**BRIEF**
Nothing other than an exact copy of the records should be returned.
((
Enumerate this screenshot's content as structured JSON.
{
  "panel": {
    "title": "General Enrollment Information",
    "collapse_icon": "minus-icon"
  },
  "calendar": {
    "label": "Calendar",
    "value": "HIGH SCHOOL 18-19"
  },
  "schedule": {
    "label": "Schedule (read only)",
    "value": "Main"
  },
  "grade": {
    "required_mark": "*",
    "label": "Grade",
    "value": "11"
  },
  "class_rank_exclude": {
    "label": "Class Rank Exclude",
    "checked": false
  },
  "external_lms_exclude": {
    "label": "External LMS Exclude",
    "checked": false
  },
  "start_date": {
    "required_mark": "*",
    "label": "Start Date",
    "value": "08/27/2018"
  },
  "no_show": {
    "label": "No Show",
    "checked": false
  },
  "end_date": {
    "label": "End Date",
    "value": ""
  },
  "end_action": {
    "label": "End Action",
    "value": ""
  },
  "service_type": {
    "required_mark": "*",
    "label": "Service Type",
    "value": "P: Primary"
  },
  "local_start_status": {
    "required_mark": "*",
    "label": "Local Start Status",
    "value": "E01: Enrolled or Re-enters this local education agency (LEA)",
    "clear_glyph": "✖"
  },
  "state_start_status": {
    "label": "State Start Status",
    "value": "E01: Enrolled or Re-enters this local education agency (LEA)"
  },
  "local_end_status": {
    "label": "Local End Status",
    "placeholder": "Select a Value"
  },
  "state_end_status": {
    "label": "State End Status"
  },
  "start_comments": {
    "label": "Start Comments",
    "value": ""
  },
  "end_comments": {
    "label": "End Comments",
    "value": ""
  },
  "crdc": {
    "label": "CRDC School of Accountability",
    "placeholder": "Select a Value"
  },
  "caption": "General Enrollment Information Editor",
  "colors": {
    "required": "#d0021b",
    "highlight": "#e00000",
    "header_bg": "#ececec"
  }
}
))
**THE ANSWER**
Enumerate this screenshot's content as structured JSON.
{
  "panel": {
    "title": "General Enrollment Information",
    "collapse_icon": "minus-icon"
  },
  "calendar": {
    "label": "Calendar",
    "value": "HIGH SCHOOL 18-19"
  },
  "schedule": {
    "label": "Schedule (read only)",
    "value": "Main"
  },
  "grade": {
    "required_mark": "*",
    "label": "Grade",
    "value": "11"
  },
  "class_rank_exclude": {
    "label": "Class Rank Exclude",
    "checked": false
  },
  "external_lms_exclude": {
    "label": "External LMS Exclude",
    "checked": false
  },
  "start_date": {
    "required_mark": "*",
    "label": "Start Date",
    "value": "08/27/2018"
  },
  "no_show": {
    "label": "No Show",
    "checked": false
  },
  "end_date": {
    "label": "End Date",
    "value": ""
  },
  "end_action": {
    "label": "End Action",
    "value": ""
  },
  "service_type": {
    "required_mark": "*",
    "label": "Service Type",
    "value": "P: Primary"
  },
  "local_start_status": {
    "required_mark": "*",
    "label": "Local Start Status",
    "value": "E01: Enrolled or Re-enters this local education agency (LEA)",
    "clear_glyph": "✖"
  },
  "state_start_status": {
    "label": "State Start Status",
    "value": "E01: Enrolled or Re-enters this local education agency (LEA)"
  },
  "local_end_status": {
    "label": "Local End Status",
    "placeholder": "Select a Value"
  },
  "state_end_status": {
    "label": "State End Status"
  },
  "start_comments": {
    "label": "Start Comments",
    "value": ""
  },
  "end_comments": {
    "label": "End Comments",
    "value": ""
  },
  "crdc": {
    "label": "CRDC School of Accountability",
    "placeholder": "Select a Value"
  },
  "caption": "General Enrollment Information Editor",
  "colors": {
    "required": "#d0021b",
    "highlight": "#e00000",
    "header_bg": "#ececec"
  }
}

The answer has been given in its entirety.